According to the Times of Israel, quoting official sources, the 25-26 June conference in Bahrain brokered by the Americans will not include the core political issues of the conflict: the final borders, the status of Jerusalem, the fate of Palestinian refugees and Israeli security demands. Yet Greenblatt seems surprised that the Palestinian Authority has already refused to attend. The rejection did not come from Hamas; it came from PA-Fatah Prime Minister Mohammad Shtayyeh: "Any solution to the conflict in Palestine must be political… and based on ending the occupation. We will not succumb to blackmail and extortion and will not trade our national rights for money."

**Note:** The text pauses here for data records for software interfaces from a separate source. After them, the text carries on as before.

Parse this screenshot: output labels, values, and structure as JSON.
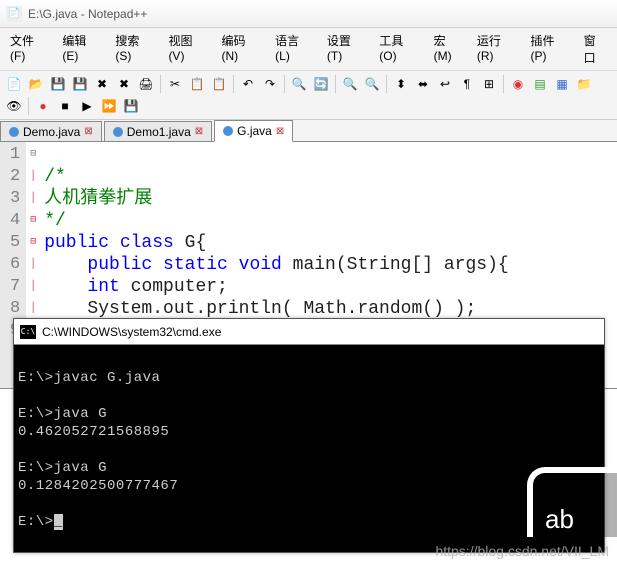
{
  "npp": {
    "title": "E:\\G.java - Notepad++",
    "menus": [
      "文件(F)",
      "编辑(E)",
      "搜索(S)",
      "视图(V)",
      "编码(N)",
      "语言(L)",
      "设置(T)",
      "工具(O)",
      "宏(M)",
      "运行(R)",
      "插件(P)",
      "窗口"
    ],
    "tabs": [
      {
        "label": "Demo.java",
        "active": false
      },
      {
        "label": "Demo1.java",
        "active": false
      },
      {
        "label": "G.java",
        "active": true
      }
    ],
    "lines": [
      {
        "num": "1",
        "text": "/*"
      },
      {
        "num": "2",
        "text": "人机猜拳扩展"
      },
      {
        "num": "3",
        "text": "*/"
      },
      {
        "num": "4",
        "a": "public class ",
        "b": "G{"
      },
      {
        "num": "5",
        "indent": "    ",
        "a": "public static void ",
        "b": "main(String[] args){"
      },
      {
        "num": "6",
        "indent": "    ",
        "a": "int ",
        "b": "computer;"
      },
      {
        "num": "7",
        "text": "    System.out.println( Math.random() );"
      },
      {
        "num": "8",
        "text": "    }"
      },
      {
        "num": "9",
        "text": "}"
      }
    ]
  },
  "cmd": {
    "title": "C:\\WINDOWS\\system32\\cmd.exe",
    "lines": [
      "",
      "E:\\>javac G.java",
      "",
      "E:\\>java G",
      "0.462052721568895",
      "",
      "E:\\>java G",
      "0.1284202500777467",
      ""
    ],
    "prompt": "E:\\>"
  },
  "overlay": {
    "text": "ab"
  },
  "watermark": "https://blog.csdn.net/VII_LM"
}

The Palestinians should attend the Manama conference masterminded by Jared Kushner and Greenblatt, even though it will eventually legitimise the Israeli occupation of the West Bank, and end the Palestinian refugees' right to return to their homeland, and practically undermine any chance of having a state of their own on the land of their forefathers. If they do not attend, then the US "deal" will go ahead in their absence, leaving them to starve to death or be bombed to death, whichever carries the least cost for Israel.

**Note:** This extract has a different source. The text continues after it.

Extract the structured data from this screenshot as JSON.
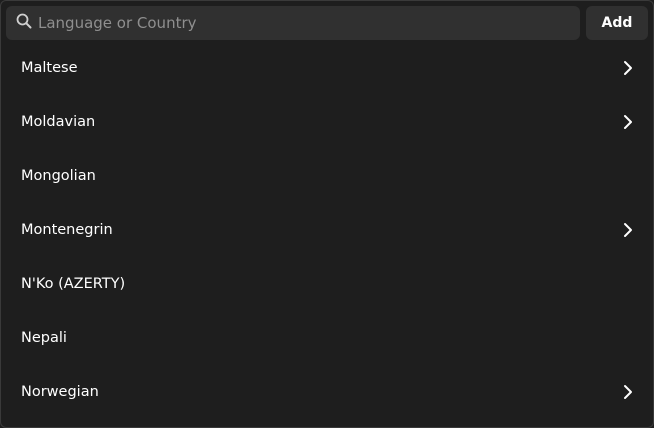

There is a bright side to this tragedy, though; we no longer have to believe in the myth of the left-wing coloniser and the liberal Zionist. According to Professor Ilan Pappé, it is such people who have shielded Israel for the past seven decades and convinced many in the Western world that you can colonise someone else's land and be good at the same time.
Now we hear no more talk about the "two-state-solution", and that there is such a thing as a "peace process" which is yet to deliver a miraculous solution that is going to please everyone. From now on it will be crystal clear to Arabs, Muslims and everyone else who cares, who their enemy is and who is cooperating with it in order to facilitate its plans in our region. It is those Arab and Muslim regimes who have thus far used lame excuses to evade their responsibility towards the Holy Land and the Palestinian people which will, shamefully, be exposed.
Just when the Americans think that they have liquidated the Palestinian cause and its legitimacy, they are actually taking the conflict into a new era. Far from solving the Palestine-Israel issue, the US "deal of the century" will take it to an unimagined level, with consequences that Washington never even thought could exist.
The views expressed in this article belong to the author and do not necessarily reflect the editorial policy of Middle East Monitor.